YOUR ASSIGNMENT: Look through the material for lines with the word "value", and copy each one.
(EXERCISE INPUT begins)
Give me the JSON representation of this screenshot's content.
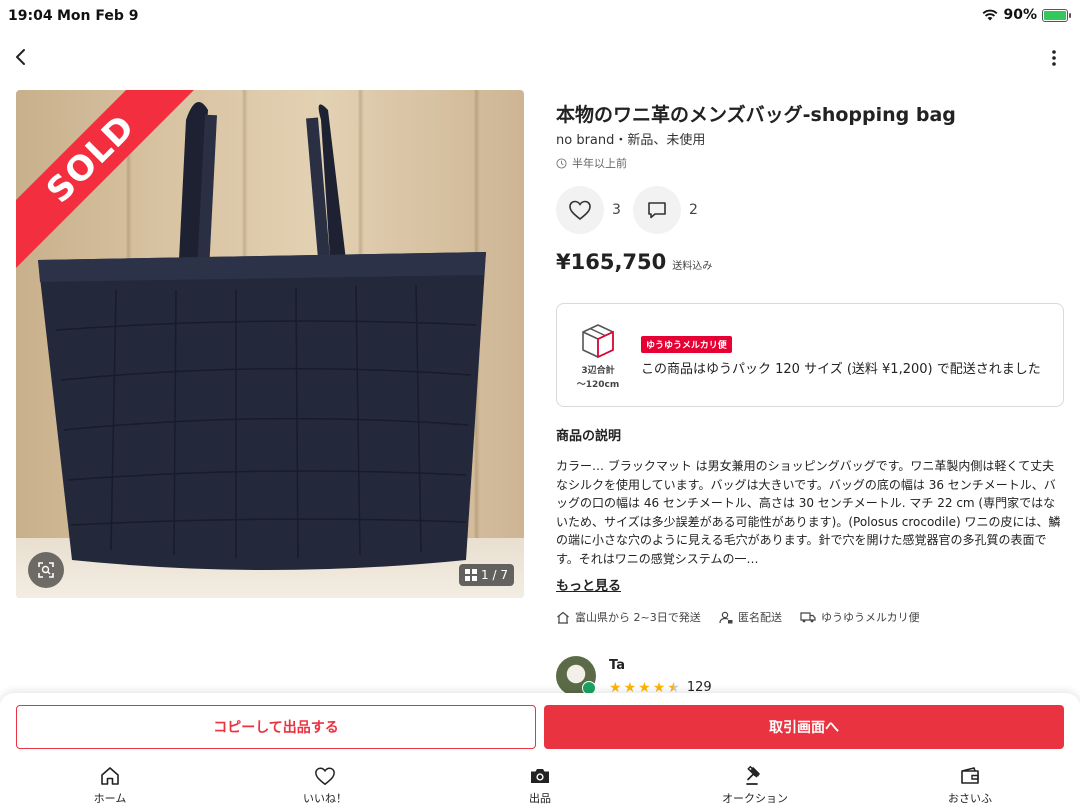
{
  "status_bar": {
    "time": "19:04",
    "date": "Mon Feb 9",
    "battery": "90%"
  },
  "listing": {
    "title": "本物のワニ革のメンズバッグ-shopping bag",
    "subtitle": "no brand・新品、未使用",
    "posted": "半年以上前",
    "likes": "3",
    "comments": "2",
    "price": "¥165,750",
    "price_note": "送料込み",
    "sold_label": "SOLD",
    "image_counter": "1 / 7"
  },
  "shipping_card": {
    "size_label_line1": "3辺合計",
    "size_label_line2": "～120cm",
    "badge": "ゆうゆうメルカリ便",
    "text": "この商品はゆうパック 120 サイズ (送料 ¥1,200) で配送されました"
  },
  "description": {
    "heading": "商品の説明",
    "body": "カラー… ブラックマット は男女兼用のショッピングバッグです。ワニ革製内側は軽くて丈夫なシルクを使用しています。バッグは大きいです。バッグの底の幅は 36 センチメートル、バッグの口の幅は 46 センチメートル、高さは 30 センチメートル. マチ 22 cm (専門家ではないため、サイズは多少誤差がある可能性があります)。(Polosus crocodile) ワニの皮には、鱗の端に小さな穴のように見える毛穴があります。針で穴を開けた感覚器官の多孔質の表面です。それはワニの感覚システムの一…",
    "more": "もっと見る"
  },
  "meta": {
    "ship_from": "富山県から 2~3日で発送",
    "anonymous": "匿名配送",
    "method": "ゆうゆうメルカリ便"
  },
  "seller": {
    "name": "Ta",
    "rating": 4.5,
    "reviews": "129"
  },
  "actions": {
    "copy": "コピーして出品する",
    "trade": "取引画面へ"
  },
  "tabs": [
    {
      "label": "ホーム",
      "icon": "home-icon"
    },
    {
      "label": "いいね！",
      "icon": "heart-icon"
    },
    {
      "label": "出品",
      "icon": "camera-icon"
    },
    {
      "label": "オークション",
      "icon": "gavel-icon"
    },
    {
      "label": "おさいふ",
      "icon": "wallet-icon"
    }
  ],
  "colors": {
    "accent": "#ea3341",
    "sold": "#f32f3f",
    "badge": "#e60033",
    "star": "#ffb400"
  }
}
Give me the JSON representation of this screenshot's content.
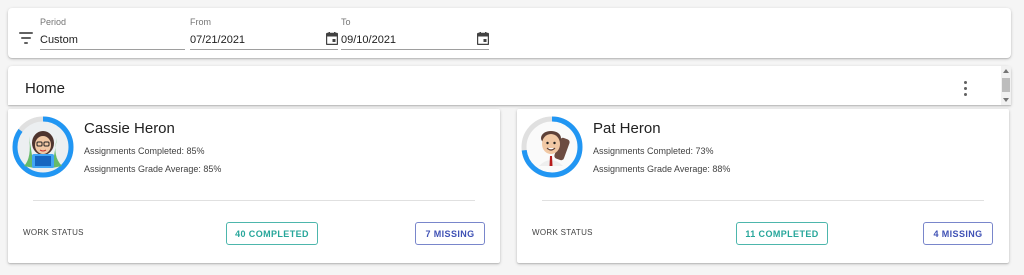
{
  "filters": {
    "period": {
      "label": "Period",
      "value": "Custom"
    },
    "from": {
      "label": "From",
      "value": "07/21/2021"
    },
    "to": {
      "label": "To",
      "value": "09/10/2021"
    }
  },
  "header": {
    "title": "Home"
  },
  "students": [
    {
      "name": "Cassie Heron",
      "assignments_completed": "Assignments Completed: 85%",
      "grade_average": "Assignments Grade Average: 85%",
      "progress": 0.85,
      "work_status_label": "WORK STATUS",
      "completed_label": "40 COMPLETED",
      "missing_label": "7 MISSING"
    },
    {
      "name": "Pat Heron",
      "assignments_completed": "Assignments Completed: 73%",
      "grade_average": "Assignments Grade Average: 88%",
      "progress": 0.73,
      "work_status_label": "WORK STATUS",
      "completed_label": "11 COMPLETED",
      "missing_label": "4 MISSING"
    }
  ],
  "colors": {
    "progress_ring": "#2196f3",
    "ring_track": "#e0e0e0",
    "completed": "#26a69a",
    "missing": "#3f51b5"
  }
}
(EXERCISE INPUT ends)
RESPONSE BOX:
      "value": "Custom"
      "value": "07/21/2021"
      "value": "09/10/2021"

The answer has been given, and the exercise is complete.